Apple develops its own bespoke version of an ARM reference chip for iOS processors. Apple’s existing 64-bit A10 series chip is manufactured using 16 nanometer process, so it’s reasonable to assume the new A11 will deliver significant performance gains on the basis of the move to 10nm alone, presumably without impacting battery life.

In 2015, TSMC claimed its 10-nanometer technology will provide a "20% speed gain and 40% power reduction" relative to 16-nanometer technology.

Apple’s focus on making developers ship 64-bit apps reinforces the importance of performance on iOS.


As well as a move to 10 nanometer process design, today’s report claims the A11 is assembled using TSMC’s  FinFET (fin field-effect transistor) process “packed with a wafer-level integrated fan-out” technology.

I did a little digging and note that TSMC has previously claimed the tech can deliver thinner chips that are at least 20 percent faster with 10 percent better power dissipation.

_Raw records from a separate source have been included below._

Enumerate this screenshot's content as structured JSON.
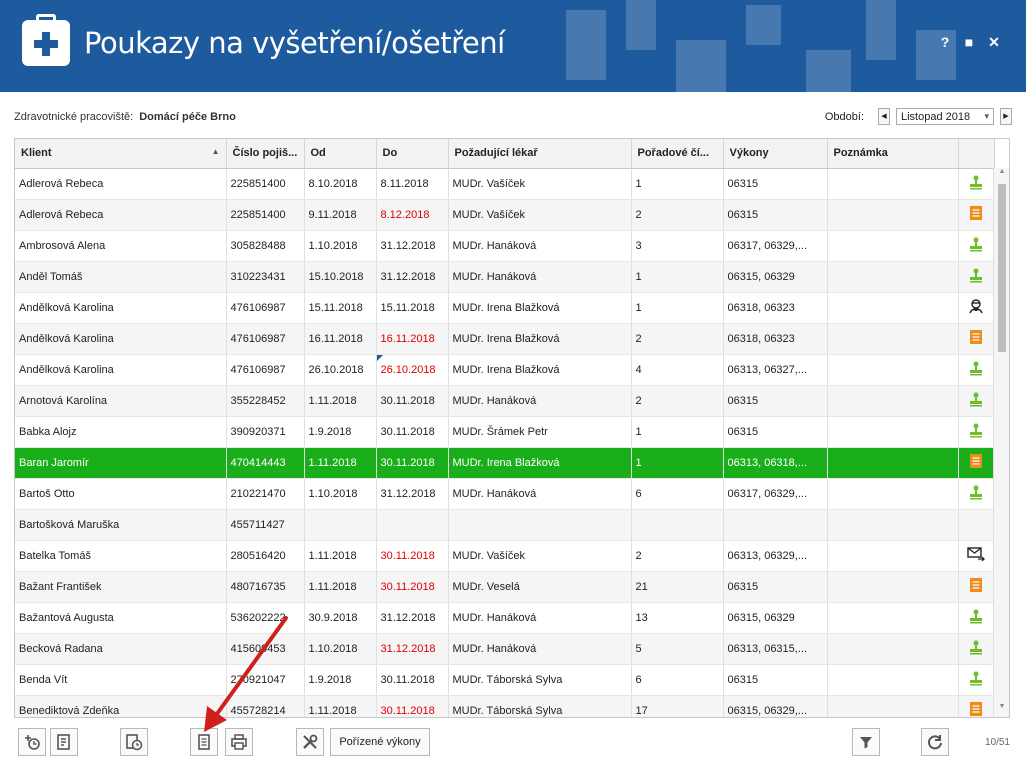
{
  "window": {
    "title": "Poukazy na vyšetření/ošetření",
    "help": "?",
    "maximize": "■",
    "close": "✕"
  },
  "workplace": {
    "label": "Zdravotnické pracoviště:",
    "value": "Domácí péče Brno"
  },
  "period": {
    "label": "Období:",
    "value": "Listopad 2018",
    "prev": "◀",
    "next": "▶",
    "dropdown": "▾"
  },
  "columns": [
    "Klient",
    "Číslo pojiš...",
    "Od",
    "Do",
    "Požadující lékař",
    "Pořadové čí...",
    "Výkony",
    "Poznámka",
    ""
  ],
  "sort_glyph": "▲",
  "rows": [
    {
      "klient": "Adlerová Rebeca",
      "cislo": "225851400",
      "od": "8.10.2018",
      "do": "8.11.2018",
      "do_red": false,
      "lekar": "MUDr. Vašíček",
      "poradove": "1",
      "vykony": "06315",
      "poznamka": "",
      "icon": "stamp"
    },
    {
      "klient": "Adlerová Rebeca",
      "cislo": "225851400",
      "od": "9.11.2018",
      "do": "8.12.2018",
      "do_red": true,
      "lekar": "MUDr. Vašíček",
      "poradove": "2",
      "vykony": "06315",
      "poznamka": "",
      "icon": "doc"
    },
    {
      "klient": "Ambrosová Alena",
      "cislo": "305828488",
      "od": "1.10.2018",
      "do": "31.12.2018",
      "do_red": false,
      "lekar": "MUDr. Hanáková",
      "poradove": "3",
      "vykony": "06317, 06329,...",
      "poznamka": "",
      "icon": "stamp"
    },
    {
      "klient": "Anděl Tomáš",
      "cislo": "310223431",
      "od": "15.10.2018",
      "do": "31.12.2018",
      "do_red": false,
      "lekar": "MUDr. Hanáková",
      "poradove": "1",
      "vykony": "06315, 06329",
      "poznamka": "",
      "icon": "stamp"
    },
    {
      "klient": "Andělková Karolina",
      "cislo": "476106987",
      "od": "15.11.2018",
      "do": "15.11.2018",
      "do_red": false,
      "lekar": "MUDr. Irena Blažková",
      "poradove": "1",
      "vykony": "06318, 06323",
      "poznamka": "",
      "icon": "doctor"
    },
    {
      "klient": "Andělková Karolina",
      "cislo": "476106987",
      "od": "16.11.2018",
      "do": "16.11.2018",
      "do_red": true,
      "lekar": "MUDr. Irena Blažková",
      "poradove": "2",
      "vykony": "06318, 06323",
      "poznamka": "",
      "icon": "doc"
    },
    {
      "klient": "Andělková Karolina",
      "cislo": "476106987",
      "od": "26.10.2018",
      "do": "26.10.2018",
      "do_red": true,
      "marker": true,
      "lekar": "MUDr. Irena Blažková",
      "poradove": "4",
      "vykony": "06313, 06327,...",
      "poznamka": "",
      "icon": "stamp"
    },
    {
      "klient": "Arnotová Karolína",
      "cislo": "355228452",
      "od": "1.11.2018",
      "do": "30.11.2018",
      "do_red": false,
      "lekar": "MUDr. Hanáková",
      "poradove": "2",
      "vykony": "06315",
      "poznamka": "",
      "icon": "stamp"
    },
    {
      "klient": "Babka Alojz",
      "cislo": "390920371",
      "od": "1.9.2018",
      "do": "30.11.2018",
      "do_red": false,
      "lekar": "MUDr. Šrámek Petr",
      "poradove": "1",
      "vykony": "06315",
      "poznamka": "",
      "icon": "stamp"
    },
    {
      "klient": "Baran Jaromír",
      "cislo": "470414443",
      "od": "1.11.2018",
      "do": "30.11.2018",
      "do_red": false,
      "lekar": "MUDr. Irena Blažková",
      "poradove": "1",
      "vykony": "06313, 06318,...",
      "poznamka": "",
      "icon": "doc",
      "selected": true
    },
    {
      "klient": "Bartoš Otto",
      "cislo": "210221470",
      "od": "1.10.2018",
      "do": "31.12.2018",
      "do_red": false,
      "lekar": "MUDr. Hanáková",
      "poradove": "6",
      "vykony": "06317, 06329,...",
      "poznamka": "",
      "icon": "stamp"
    },
    {
      "klient": "Bartošková Maruška",
      "cislo": "455711427",
      "od": "",
      "do": "",
      "do_red": false,
      "lekar": "",
      "poradove": "",
      "vykony": "",
      "poznamka": "",
      "icon": ""
    },
    {
      "klient": "Batelka Tomáš",
      "cislo": "280516420",
      "od": "1.11.2018",
      "do": "30.11.2018",
      "do_red": true,
      "lekar": "MUDr. Vašíček",
      "poradove": "2",
      "vykony": "06313, 06329,...",
      "poznamka": "",
      "icon": "mail"
    },
    {
      "klient": "Bažant František",
      "cislo": "480716735",
      "od": "1.11.2018",
      "do": "30.11.2018",
      "do_red": true,
      "lekar": "MUDr. Veselá",
      "poradove": "21",
      "vykony": "06315",
      "poznamka": "",
      "icon": "doc"
    },
    {
      "klient": "Bažantová Augusta",
      "cislo": "536202222",
      "od": "30.9.2018",
      "do": "31.12.2018",
      "do_red": false,
      "lekar": "MUDr. Hanáková",
      "poradove": "13",
      "vykony": "06315, 06329",
      "poznamka": "",
      "icon": "stamp"
    },
    {
      "klient": "Becková Radana",
      "cislo": "415609453",
      "od": "1.10.2018",
      "do": "31.12.2018",
      "do_red": true,
      "lekar": "MUDr. Hanáková",
      "poradove": "5",
      "vykony": "06313, 06315,...",
      "poznamka": "",
      "icon": "stamp"
    },
    {
      "klient": "Benda Vít",
      "cislo": "270921047",
      "od": "1.9.2018",
      "do": "30.11.2018",
      "do_red": false,
      "lekar": "MUDr. Táborská Sylva",
      "poradove": "6",
      "vykony": "06315",
      "poznamka": "",
      "icon": "stamp"
    },
    {
      "klient": "Benediktová Zdeňka",
      "cislo": "455728214",
      "od": "1.11.2018",
      "do": "30.11.2018",
      "do_red": true,
      "lekar": "MUDr. Táborská Sylva",
      "poradove": "17",
      "vykony": "06315, 06329,...",
      "poznamka": "",
      "icon": "doc"
    }
  ],
  "toolbar": {
    "porizene_vykony": "Pořízené výkony",
    "counter": "10/51"
  },
  "colors": {
    "titlebar": "#1e5a9e",
    "selected_row": "#1aaf1a",
    "overdue": "#e00000",
    "stamp_icon": "#6cbf2a",
    "doc_icon": "#f08a1c",
    "annotation_arrow": "#d0201c"
  }
}
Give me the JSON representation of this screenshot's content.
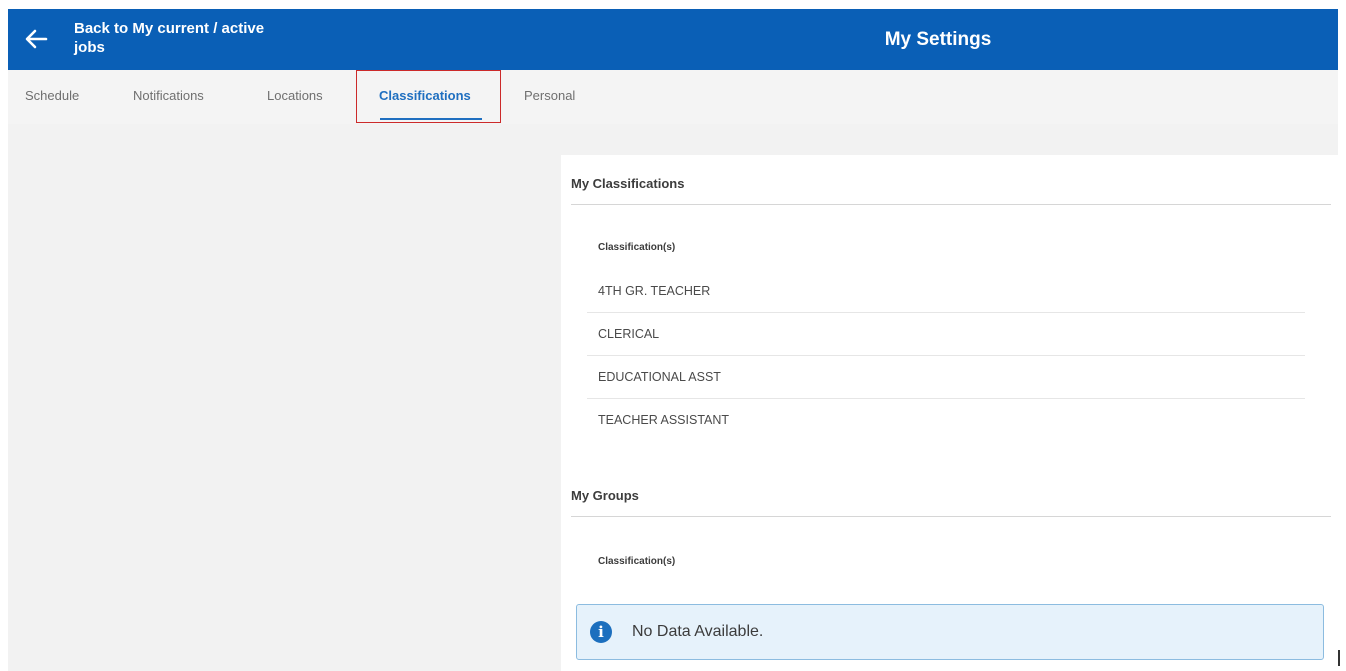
{
  "header": {
    "back_label": "Back to My current / active jobs",
    "title": "My Settings"
  },
  "tabs": [
    {
      "label": "Schedule",
      "active": false
    },
    {
      "label": "Notifications",
      "active": false
    },
    {
      "label": "Locations",
      "active": false
    },
    {
      "label": "Classifications",
      "active": true
    },
    {
      "label": "Personal",
      "active": false
    }
  ],
  "classifications": {
    "section_title": "My Classifications",
    "column_header": "Classification(s)",
    "items": [
      "4TH GR. TEACHER",
      "CLERICAL",
      "EDUCATIONAL ASST",
      "TEACHER ASSISTANT"
    ]
  },
  "groups": {
    "section_title": "My Groups",
    "column_header": "Classification(s)",
    "empty_message": "No Data Available."
  },
  "icons": {
    "back": "arrow-left-icon",
    "info": "info-icon"
  },
  "colors": {
    "header_bg": "#0a5fb6",
    "active_tab": "#1f6fc0",
    "highlight_box": "#cc2a2a",
    "info_bg": "#e6f2fb"
  }
}
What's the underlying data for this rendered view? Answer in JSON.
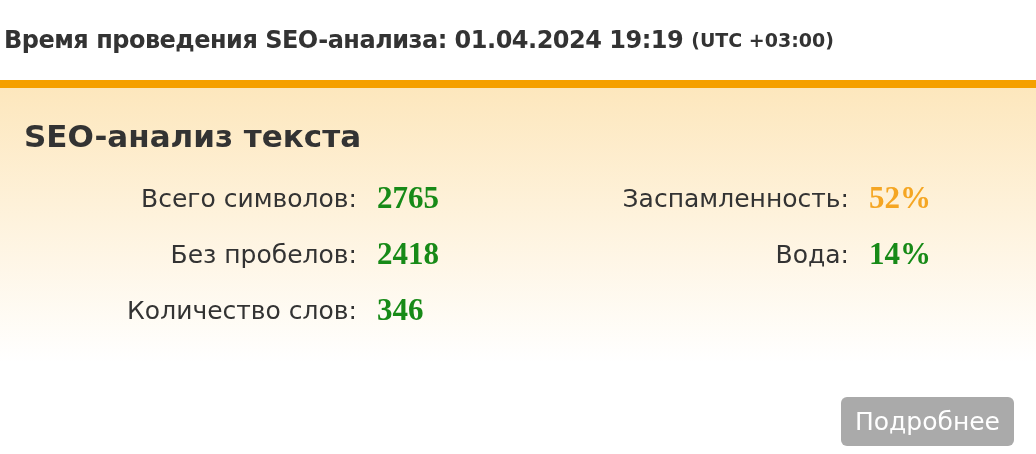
{
  "header": {
    "title": "Время проведения SEO-анализа: 01.04.2024 19:19",
    "timezone": "(UTC +03:00)"
  },
  "panel": {
    "title": "SEO-анализ текста",
    "left_stats": [
      {
        "label": "Всего символов:",
        "value": "2765",
        "color": "#178a17"
      },
      {
        "label": "Без пробелов:",
        "value": "2418",
        "color": "#178a17"
      },
      {
        "label": "Количество слов:",
        "value": "346",
        "color": "#178a17"
      }
    ],
    "right_stats": [
      {
        "label": "Заспамленность:",
        "value": "52%",
        "color": "#f5a623"
      },
      {
        "label": "Вода:",
        "value": "14%",
        "color": "#178a17"
      }
    ],
    "button": "Подробнее"
  }
}
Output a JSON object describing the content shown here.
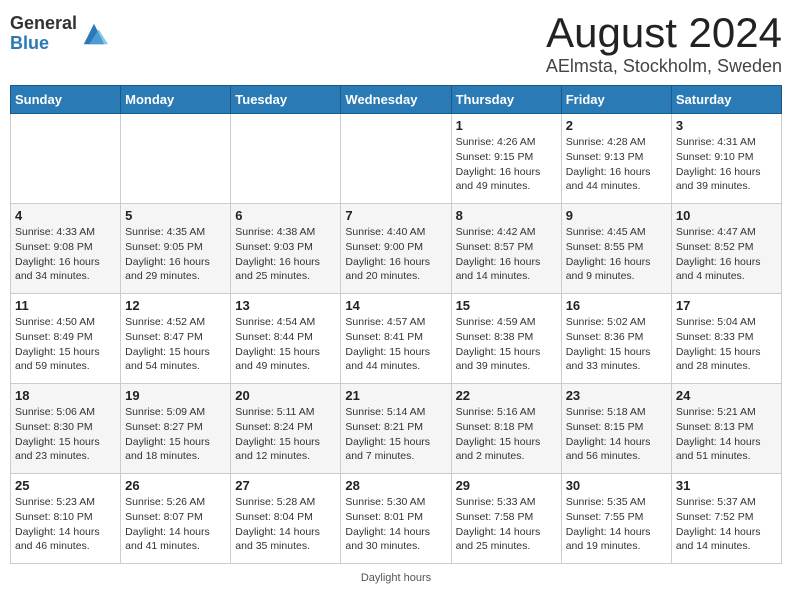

An Applied Materials report in 2015 called FinFET (which is also being deployed by other chip manufacturers), “the biggest thing to hit the semiconductor industry since immersion lithography and high-k dielectrics”.

This isn’t new to iPhone: Apple relied on TSMC’s FinFET process for the processors inside iPhone 7, iPhone 6s, iPhone SE, and iPad Pro, previous reports claimed.

Know your history

It is worth pointing out that Apple’s A10 series processor provided 40 percent greater CPU performance and 50 percent better graphics performance than we saw in the preceding A9 processor.

Look at Apple’s history and you’ll see impressive performance gains in each A-series chip transition:

  • A8 to A9: Apple claimed 70 percent improvement in CPU performance and a 90 percent in graphics performance.
  • A7 to A8: Apple claimed a 25 percent improvement in CPU performance and 50 percent improvement in graphics performance.
  • A6 to A7: Apple claimed the A7 delivered twice the CPU and graphics performance.

The A10 processor remains the world’s best mobile chip, and while there’s no way to predict what performance gains the A11 will provide, the potential seems promising – a transition to 10nm manufacturing alongside Apple’s customary architectural enhancements mean it’s becoming even less like hyperbole to call the processors inside iPhones “desktop class”.

iPhone’s 7s, 7s Plus, and 8

New chips will appear across Apple’s product range this year, though there are some who seem to think new iPads will simply use an A10X chip, a souped-up version of the processor used in current iPhones. The A10X is crazy fast – just look at these leaked performance benchmarks from last year and then think how much more you can expect from A11…


It is worth noting that previous reports have claimed TSMC began shipping 10nm chips to clients in Q1 2017, and while we don’t know if Apple is one of these, it’s safe to surmise it has had at least a few of these new processors in for testing. It’s even possible that some of the iOS 11 Web traffic some Websites claim they’ve seen comes from A11 devices tested in Apple’s labs.


The report claims TSMC intends making 100 million of the new A11 chips this year, 50 million by July 2017. Apple typically shifts around 70 million iPhones across the holiday quarter.

Will its chip partners be able to cope if demand ramps up? Will the post iPhone 6 replacement cycle and high interest in the (potentially AR-capable) iPhone 8 deliver new sales records? What do you think?

Google+? If you use social media and happen to be a Google+ user, why not join AppleHolic's Kool Aid Corner community and join the conversation as we pursue the spirit of the New Model Apple?

Got a story? Drop me a line via Twitter. I'd like it if you chose to follow me there so I can let you know when fresh items are published here first on Computerworld.

Copyright © 2017 IDG Communications, Inc.

Bing’s AI chatbot came to work for me. I had to fire it.
Shop Tech Products at Amazon